Then to suspition.
Oth. I will not.
1845Iag. Should you doe so my Lord,
My speech should fall into such vile successe,
As my thoughts aime not at: Cassio's my trusty friend:
My Lord, I see you are moou'd.
1850Oth. No, not much moou'd,
I doe not thinke but Desdemona's honest.
Iag. Long liue she so, and long liue you to thinke so.
Oth. And yet how nature erring from it selfe.
1855Iag. I, there's the point: as to be bold with you,
Not to affect many proposed matches,
Of her owne Clime, complexion, and degree,
Whereto we see in all things, nature tends;
1860Fie we may smell in such a will, most ranke
Foule disproportion: thoughts vnnaturall.
But pardon me: I doe not in position,
Destinctly speake of her, tho I may feare
Her will recoyling to her better iudgement,
1865May fall to match you with her countrey formes,
And happily repent.
Oth. Farewell, if more
Thou doest perceiue, let me know more, set on
Thy wife to obserue: leaue me Iago.
Iag. My Lord I take my leaue.
Oth. Why did I marry? This honest creature doubtlesse

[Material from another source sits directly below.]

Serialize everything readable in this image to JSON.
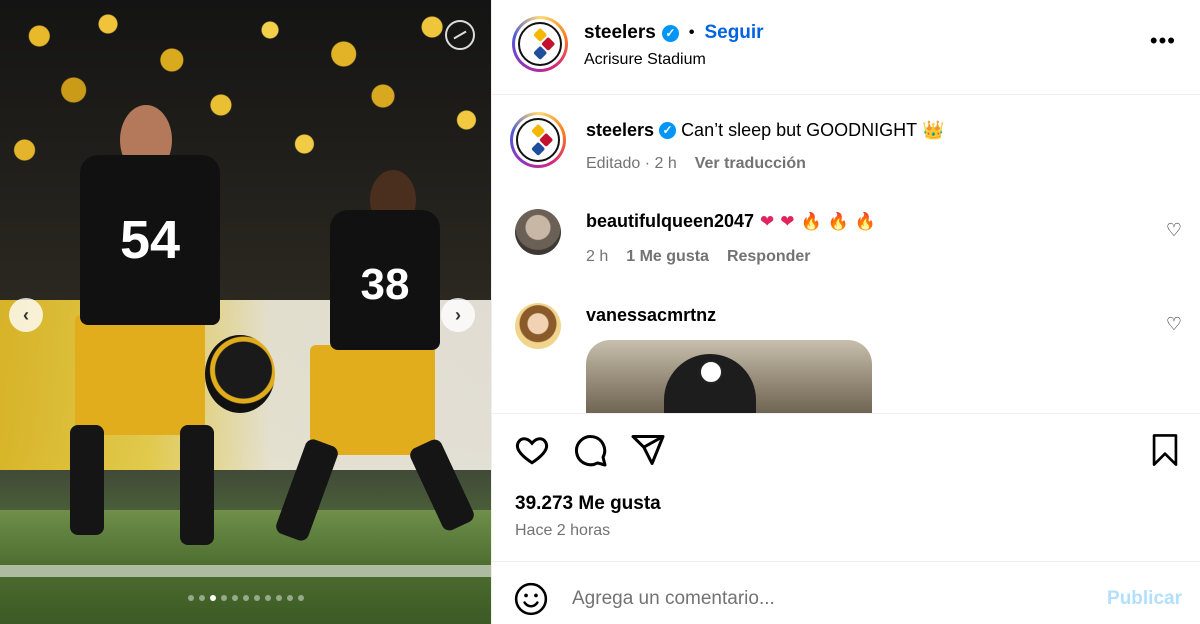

Sees and knowes more, much more then he vnfoulds.
1875 My Lord, I would I might intreate your honour,
To